Excerpts from an interface dataset:
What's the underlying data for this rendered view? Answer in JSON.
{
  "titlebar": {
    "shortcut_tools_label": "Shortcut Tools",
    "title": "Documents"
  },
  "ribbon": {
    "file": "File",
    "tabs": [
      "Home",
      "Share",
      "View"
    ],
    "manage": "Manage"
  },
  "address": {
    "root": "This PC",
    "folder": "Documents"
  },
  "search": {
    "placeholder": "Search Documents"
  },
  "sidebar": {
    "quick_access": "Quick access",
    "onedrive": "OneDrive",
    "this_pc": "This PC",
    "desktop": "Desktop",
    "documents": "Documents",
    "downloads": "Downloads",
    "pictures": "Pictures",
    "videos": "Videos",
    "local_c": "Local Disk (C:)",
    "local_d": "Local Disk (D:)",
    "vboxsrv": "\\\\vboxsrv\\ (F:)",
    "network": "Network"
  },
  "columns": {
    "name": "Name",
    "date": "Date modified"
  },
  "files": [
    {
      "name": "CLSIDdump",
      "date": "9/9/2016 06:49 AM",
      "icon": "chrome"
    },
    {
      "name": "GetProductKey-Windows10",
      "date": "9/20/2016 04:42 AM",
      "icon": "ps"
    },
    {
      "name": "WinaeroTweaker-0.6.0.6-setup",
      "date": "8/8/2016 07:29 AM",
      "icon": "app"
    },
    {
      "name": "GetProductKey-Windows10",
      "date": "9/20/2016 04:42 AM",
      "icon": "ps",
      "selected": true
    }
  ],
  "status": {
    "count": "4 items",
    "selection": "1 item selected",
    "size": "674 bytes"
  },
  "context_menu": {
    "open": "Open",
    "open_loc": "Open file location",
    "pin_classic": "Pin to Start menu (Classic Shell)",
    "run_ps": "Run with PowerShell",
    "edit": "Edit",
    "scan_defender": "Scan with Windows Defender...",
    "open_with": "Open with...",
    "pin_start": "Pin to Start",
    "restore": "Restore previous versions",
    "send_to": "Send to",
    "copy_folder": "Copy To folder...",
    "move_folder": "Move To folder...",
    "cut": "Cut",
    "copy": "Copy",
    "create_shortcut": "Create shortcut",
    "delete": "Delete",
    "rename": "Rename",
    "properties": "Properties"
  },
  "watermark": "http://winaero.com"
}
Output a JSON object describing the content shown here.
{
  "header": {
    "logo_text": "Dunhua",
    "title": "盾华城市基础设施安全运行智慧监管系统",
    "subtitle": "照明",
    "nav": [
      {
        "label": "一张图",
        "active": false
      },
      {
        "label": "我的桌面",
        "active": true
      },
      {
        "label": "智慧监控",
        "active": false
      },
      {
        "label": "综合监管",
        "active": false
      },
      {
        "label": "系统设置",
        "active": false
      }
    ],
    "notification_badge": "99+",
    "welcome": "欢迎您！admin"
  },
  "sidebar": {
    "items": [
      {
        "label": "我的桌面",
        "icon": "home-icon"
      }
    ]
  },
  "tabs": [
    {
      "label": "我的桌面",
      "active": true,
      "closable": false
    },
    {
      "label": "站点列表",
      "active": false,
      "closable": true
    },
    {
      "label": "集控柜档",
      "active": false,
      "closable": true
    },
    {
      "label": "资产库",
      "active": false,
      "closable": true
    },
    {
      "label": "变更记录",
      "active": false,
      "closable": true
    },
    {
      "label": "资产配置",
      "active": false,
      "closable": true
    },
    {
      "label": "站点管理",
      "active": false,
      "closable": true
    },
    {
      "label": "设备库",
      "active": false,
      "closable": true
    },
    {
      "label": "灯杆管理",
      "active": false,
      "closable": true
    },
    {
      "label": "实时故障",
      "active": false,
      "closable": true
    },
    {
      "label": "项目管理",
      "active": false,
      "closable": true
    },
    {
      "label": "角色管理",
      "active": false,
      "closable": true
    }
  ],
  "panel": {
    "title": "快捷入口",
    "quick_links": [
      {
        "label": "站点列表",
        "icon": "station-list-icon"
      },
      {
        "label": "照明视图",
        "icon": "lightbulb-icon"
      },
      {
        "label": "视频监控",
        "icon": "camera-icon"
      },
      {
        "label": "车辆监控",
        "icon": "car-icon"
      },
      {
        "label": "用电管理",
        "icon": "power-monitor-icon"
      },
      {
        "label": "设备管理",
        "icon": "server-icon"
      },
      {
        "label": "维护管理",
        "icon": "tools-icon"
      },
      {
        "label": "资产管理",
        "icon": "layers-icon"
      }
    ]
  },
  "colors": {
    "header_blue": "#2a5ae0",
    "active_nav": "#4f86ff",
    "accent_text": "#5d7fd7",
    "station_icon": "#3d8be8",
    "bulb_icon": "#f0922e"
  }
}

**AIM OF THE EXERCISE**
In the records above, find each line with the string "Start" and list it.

**ANSWER SECTION**
    "pin_classic": "Pin to Start menu (Classic Shell)",
    "pin_start": "Pin to Start",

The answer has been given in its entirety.